Data provided:
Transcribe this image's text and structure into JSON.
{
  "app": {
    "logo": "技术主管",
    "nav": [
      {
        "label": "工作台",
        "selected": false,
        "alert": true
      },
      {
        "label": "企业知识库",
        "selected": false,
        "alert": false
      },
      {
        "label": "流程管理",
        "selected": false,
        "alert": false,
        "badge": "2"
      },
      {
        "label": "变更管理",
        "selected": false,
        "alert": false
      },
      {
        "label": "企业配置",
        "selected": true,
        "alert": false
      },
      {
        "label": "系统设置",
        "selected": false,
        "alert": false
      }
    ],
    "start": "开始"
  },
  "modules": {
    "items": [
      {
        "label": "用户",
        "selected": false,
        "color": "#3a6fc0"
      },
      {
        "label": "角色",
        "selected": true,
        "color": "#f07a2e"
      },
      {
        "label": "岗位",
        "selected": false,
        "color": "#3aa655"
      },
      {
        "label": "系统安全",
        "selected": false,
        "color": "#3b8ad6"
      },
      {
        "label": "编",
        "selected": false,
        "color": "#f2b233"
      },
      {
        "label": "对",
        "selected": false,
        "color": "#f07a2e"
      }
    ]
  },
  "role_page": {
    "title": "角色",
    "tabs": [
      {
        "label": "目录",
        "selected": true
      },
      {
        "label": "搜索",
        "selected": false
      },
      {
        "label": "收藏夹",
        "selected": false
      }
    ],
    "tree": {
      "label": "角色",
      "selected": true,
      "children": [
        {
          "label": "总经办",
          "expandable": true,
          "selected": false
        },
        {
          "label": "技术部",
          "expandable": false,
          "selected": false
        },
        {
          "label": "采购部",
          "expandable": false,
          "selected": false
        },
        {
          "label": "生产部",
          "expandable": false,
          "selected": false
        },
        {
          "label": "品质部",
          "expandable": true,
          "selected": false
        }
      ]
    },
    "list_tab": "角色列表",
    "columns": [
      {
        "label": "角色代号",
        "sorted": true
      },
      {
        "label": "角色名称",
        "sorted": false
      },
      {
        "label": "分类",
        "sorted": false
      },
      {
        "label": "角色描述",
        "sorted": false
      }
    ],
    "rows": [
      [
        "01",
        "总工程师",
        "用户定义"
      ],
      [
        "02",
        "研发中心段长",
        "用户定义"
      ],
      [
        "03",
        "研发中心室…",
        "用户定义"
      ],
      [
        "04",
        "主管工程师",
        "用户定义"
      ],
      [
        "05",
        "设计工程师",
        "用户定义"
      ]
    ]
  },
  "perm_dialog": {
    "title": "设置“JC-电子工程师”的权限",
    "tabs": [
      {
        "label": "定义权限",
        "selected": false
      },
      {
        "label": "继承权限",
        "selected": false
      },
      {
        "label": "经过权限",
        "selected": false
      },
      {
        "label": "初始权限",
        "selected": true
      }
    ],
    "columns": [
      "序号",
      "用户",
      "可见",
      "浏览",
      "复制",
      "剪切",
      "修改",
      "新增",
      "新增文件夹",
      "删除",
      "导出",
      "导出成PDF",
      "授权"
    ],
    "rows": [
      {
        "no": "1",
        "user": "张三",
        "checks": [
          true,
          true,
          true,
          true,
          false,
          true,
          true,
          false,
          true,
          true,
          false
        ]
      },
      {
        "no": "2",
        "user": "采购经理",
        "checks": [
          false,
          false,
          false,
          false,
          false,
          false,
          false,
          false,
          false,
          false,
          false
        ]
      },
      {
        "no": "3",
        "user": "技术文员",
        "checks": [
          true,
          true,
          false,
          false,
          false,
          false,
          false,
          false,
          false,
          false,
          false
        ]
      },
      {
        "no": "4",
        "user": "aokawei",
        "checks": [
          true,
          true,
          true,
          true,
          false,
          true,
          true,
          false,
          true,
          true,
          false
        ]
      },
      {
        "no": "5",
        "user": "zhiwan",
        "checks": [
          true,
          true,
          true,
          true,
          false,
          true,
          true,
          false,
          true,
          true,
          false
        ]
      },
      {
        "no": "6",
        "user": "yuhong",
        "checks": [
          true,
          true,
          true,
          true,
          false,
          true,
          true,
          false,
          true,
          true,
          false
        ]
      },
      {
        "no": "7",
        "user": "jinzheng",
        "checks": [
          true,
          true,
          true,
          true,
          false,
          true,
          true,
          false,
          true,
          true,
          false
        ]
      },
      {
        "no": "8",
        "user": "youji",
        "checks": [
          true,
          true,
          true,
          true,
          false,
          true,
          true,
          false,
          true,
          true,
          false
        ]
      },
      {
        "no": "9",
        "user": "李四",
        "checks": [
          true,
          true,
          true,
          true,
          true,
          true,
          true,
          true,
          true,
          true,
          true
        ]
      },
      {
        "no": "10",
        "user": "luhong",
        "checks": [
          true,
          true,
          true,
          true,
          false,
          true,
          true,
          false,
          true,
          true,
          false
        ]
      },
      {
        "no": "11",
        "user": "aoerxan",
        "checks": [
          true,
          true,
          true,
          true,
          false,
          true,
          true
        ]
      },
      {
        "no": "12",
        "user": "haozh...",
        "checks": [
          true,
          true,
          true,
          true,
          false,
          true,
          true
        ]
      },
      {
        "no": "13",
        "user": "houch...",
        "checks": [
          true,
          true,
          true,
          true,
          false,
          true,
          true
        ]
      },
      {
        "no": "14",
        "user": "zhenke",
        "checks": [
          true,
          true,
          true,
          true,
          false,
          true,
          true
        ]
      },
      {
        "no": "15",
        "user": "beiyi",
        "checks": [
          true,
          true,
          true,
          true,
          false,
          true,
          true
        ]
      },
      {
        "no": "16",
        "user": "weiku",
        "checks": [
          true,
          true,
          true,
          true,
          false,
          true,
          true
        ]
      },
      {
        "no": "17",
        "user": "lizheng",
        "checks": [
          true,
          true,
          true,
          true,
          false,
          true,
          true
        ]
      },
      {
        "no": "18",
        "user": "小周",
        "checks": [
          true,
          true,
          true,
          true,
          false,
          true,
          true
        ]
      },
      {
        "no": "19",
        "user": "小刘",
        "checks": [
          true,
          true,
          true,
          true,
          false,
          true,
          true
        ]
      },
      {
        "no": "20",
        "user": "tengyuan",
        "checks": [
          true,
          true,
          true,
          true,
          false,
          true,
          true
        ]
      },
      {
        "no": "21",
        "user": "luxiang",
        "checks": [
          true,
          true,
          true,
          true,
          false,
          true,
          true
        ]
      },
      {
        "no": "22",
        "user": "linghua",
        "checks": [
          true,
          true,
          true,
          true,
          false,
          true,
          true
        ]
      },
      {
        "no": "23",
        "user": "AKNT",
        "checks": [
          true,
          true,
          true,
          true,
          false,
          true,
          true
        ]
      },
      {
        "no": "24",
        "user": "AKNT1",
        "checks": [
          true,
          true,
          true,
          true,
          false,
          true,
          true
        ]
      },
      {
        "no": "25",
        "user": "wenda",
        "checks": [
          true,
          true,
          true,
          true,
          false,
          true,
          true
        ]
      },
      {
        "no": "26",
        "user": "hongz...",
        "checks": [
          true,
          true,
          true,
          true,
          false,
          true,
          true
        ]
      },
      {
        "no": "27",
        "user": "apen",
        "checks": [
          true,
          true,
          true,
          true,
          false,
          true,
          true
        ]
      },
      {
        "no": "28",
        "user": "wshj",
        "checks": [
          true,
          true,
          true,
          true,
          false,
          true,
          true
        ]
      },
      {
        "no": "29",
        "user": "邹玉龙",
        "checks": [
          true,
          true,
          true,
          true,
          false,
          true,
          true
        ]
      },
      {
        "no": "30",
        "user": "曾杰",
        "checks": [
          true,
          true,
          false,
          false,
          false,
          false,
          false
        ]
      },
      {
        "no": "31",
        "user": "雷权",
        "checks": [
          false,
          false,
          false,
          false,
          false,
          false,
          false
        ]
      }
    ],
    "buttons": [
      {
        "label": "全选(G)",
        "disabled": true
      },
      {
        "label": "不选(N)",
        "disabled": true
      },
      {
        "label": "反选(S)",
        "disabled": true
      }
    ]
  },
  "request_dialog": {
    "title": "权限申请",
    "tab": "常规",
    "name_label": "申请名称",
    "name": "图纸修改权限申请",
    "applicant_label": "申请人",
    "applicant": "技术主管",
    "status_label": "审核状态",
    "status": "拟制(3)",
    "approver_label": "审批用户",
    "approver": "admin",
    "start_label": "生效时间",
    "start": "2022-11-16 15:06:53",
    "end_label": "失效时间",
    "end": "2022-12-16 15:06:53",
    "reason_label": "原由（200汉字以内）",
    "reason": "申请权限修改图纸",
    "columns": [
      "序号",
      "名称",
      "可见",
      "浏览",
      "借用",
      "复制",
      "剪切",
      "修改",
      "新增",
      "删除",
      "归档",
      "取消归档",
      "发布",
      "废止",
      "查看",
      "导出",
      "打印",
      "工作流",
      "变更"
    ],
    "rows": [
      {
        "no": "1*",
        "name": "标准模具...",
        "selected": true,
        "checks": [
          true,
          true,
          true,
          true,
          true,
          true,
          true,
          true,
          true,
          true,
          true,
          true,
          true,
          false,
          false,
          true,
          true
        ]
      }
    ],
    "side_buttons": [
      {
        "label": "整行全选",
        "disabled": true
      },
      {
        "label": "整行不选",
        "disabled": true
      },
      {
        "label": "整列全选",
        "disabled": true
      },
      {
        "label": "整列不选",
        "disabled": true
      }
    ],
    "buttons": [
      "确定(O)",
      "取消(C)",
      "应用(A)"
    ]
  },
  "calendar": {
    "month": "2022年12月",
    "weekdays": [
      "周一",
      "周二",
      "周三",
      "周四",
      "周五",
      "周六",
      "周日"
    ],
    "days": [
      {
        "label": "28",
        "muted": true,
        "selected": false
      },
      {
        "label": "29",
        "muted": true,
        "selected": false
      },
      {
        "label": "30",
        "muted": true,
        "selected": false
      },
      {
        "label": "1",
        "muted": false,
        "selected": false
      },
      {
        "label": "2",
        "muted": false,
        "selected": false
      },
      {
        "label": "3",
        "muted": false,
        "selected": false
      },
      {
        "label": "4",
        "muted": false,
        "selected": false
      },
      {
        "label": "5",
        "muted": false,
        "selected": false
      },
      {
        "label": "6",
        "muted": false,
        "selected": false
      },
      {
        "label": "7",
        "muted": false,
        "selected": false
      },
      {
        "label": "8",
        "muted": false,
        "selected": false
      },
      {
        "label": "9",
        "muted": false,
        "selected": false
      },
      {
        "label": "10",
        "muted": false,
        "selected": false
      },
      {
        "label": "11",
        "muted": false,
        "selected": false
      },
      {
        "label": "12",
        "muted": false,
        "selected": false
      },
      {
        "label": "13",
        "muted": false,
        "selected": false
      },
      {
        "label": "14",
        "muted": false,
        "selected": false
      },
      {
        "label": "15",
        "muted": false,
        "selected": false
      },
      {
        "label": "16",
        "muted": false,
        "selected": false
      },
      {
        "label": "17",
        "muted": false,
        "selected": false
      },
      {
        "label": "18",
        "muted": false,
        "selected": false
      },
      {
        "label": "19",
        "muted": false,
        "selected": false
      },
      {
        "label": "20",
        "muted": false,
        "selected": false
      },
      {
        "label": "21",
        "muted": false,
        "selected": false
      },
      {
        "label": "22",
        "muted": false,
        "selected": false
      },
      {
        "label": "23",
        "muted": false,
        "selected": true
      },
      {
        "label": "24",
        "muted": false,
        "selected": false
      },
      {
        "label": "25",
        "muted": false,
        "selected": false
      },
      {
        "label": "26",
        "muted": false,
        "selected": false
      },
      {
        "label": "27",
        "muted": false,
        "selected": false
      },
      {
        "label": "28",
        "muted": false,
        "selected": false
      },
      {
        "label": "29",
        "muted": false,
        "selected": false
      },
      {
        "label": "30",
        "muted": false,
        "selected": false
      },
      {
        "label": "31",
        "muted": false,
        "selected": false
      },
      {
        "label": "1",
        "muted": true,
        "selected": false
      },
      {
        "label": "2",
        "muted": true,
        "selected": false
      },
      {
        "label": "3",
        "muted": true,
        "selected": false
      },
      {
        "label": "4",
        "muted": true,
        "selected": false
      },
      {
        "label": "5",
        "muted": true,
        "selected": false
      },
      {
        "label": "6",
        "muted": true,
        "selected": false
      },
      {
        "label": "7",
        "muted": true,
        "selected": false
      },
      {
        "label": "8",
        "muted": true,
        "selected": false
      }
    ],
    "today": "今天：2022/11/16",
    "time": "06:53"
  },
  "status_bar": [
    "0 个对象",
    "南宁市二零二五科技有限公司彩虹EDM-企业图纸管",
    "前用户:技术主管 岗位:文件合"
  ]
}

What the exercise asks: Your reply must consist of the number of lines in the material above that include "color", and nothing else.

Expected answer: 6